# TASK OBJECTIVE:
Will you write out the data exactly, excluding every picture?

[Dataset rows describing interfaces]
[Start of section]
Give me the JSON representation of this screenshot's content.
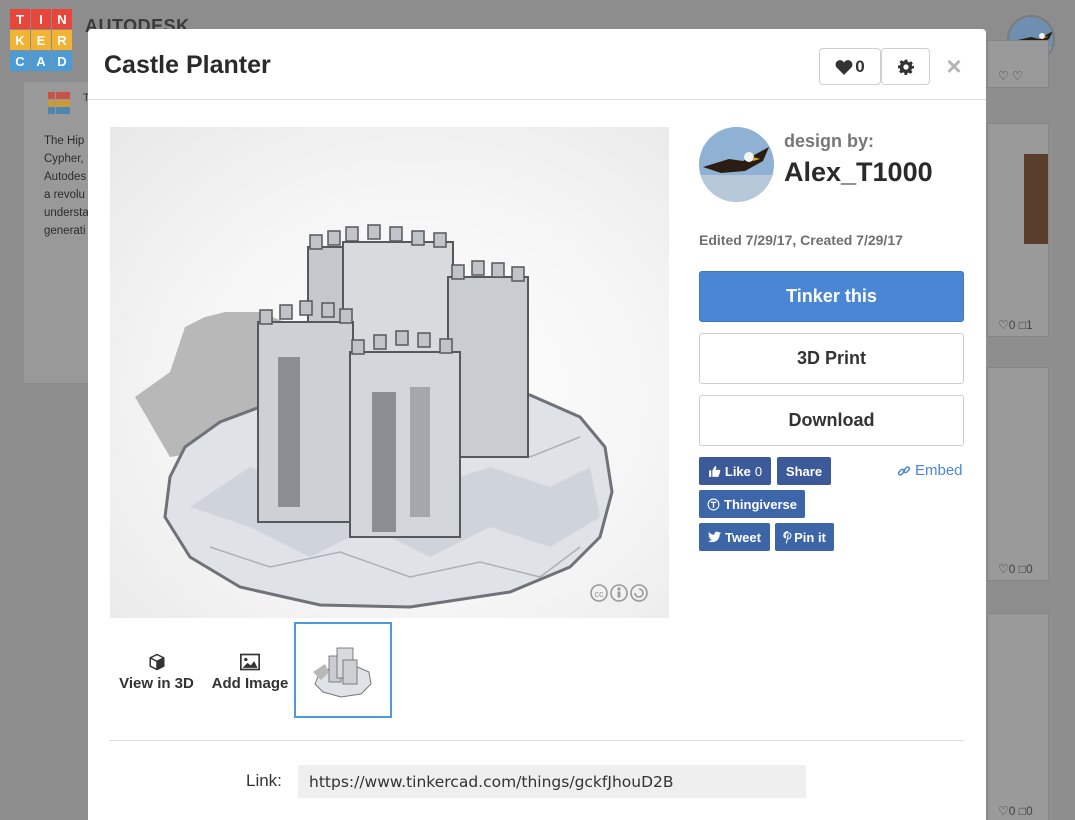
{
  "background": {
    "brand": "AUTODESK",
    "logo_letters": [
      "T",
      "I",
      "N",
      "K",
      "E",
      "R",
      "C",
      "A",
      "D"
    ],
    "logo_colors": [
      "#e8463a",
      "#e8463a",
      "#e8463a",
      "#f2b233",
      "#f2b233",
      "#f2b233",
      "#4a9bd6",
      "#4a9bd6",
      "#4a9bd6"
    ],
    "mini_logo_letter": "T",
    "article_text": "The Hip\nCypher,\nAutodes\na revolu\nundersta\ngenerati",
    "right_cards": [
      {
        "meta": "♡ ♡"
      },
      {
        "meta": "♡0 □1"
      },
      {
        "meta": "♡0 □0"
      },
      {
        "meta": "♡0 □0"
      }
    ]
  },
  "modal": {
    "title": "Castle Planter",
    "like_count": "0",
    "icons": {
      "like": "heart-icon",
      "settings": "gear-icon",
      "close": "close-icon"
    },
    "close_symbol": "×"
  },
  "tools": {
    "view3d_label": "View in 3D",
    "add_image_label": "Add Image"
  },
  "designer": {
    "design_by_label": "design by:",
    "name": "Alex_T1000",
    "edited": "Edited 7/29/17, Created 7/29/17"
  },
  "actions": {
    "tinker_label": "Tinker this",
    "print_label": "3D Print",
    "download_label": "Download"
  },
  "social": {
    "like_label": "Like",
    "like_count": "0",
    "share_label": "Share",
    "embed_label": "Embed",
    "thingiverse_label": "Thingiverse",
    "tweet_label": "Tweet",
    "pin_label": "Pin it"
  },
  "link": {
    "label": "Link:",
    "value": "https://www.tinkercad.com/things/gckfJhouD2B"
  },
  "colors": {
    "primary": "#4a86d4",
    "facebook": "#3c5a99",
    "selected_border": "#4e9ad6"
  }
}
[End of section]
# RESULT FOR THIS EXERCISE:
Give me the JSON representation of this screenshot's content.
{
  "background": {
    "brand": "AUTODESK",
    "logo_letters": [
      "T",
      "I",
      "N",
      "K",
      "E",
      "R",
      "C",
      "A",
      "D"
    ],
    "logo_colors": [
      "#e8463a",
      "#e8463a",
      "#e8463a",
      "#f2b233",
      "#f2b233",
      "#f2b233",
      "#4a9bd6",
      "#4a9bd6",
      "#4a9bd6"
    ],
    "mini_logo_letter": "T",
    "article_text": "The Hip\nCypher,\nAutodes\na revolu\nundersta\ngenerati",
    "right_cards": [
      {
        "meta": "♡ ♡"
      },
      {
        "meta": "♡0 □1"
      },
      {
        "meta": "♡0 □0"
      },
      {
        "meta": "♡0 □0"
      }
    ]
  },
  "modal": {
    "title": "Castle Planter",
    "like_count": "0",
    "icons": {
      "like": "heart-icon",
      "settings": "gear-icon",
      "close": "close-icon"
    },
    "close_symbol": "×"
  },
  "tools": {
    "view3d_label": "View in 3D",
    "add_image_label": "Add Image"
  },
  "designer": {
    "design_by_label": "design by:",
    "name": "Alex_T1000",
    "edited": "Edited 7/29/17, Created 7/29/17"
  },
  "actions": {
    "tinker_label": "Tinker this",
    "print_label": "3D Print",
    "download_label": "Download"
  },
  "social": {
    "like_label": "Like",
    "like_count": "0",
    "share_label": "Share",
    "embed_label": "Embed",
    "thingiverse_label": "Thingiverse",
    "tweet_label": "Tweet",
    "pin_label": "Pin it"
  },
  "link": {
    "label": "Link:",
    "value": "https://www.tinkercad.com/things/gckfJhouD2B"
  },
  "colors": {
    "primary": "#4a86d4",
    "facebook": "#3c5a99",
    "selected_border": "#4e9ad6"
  }
}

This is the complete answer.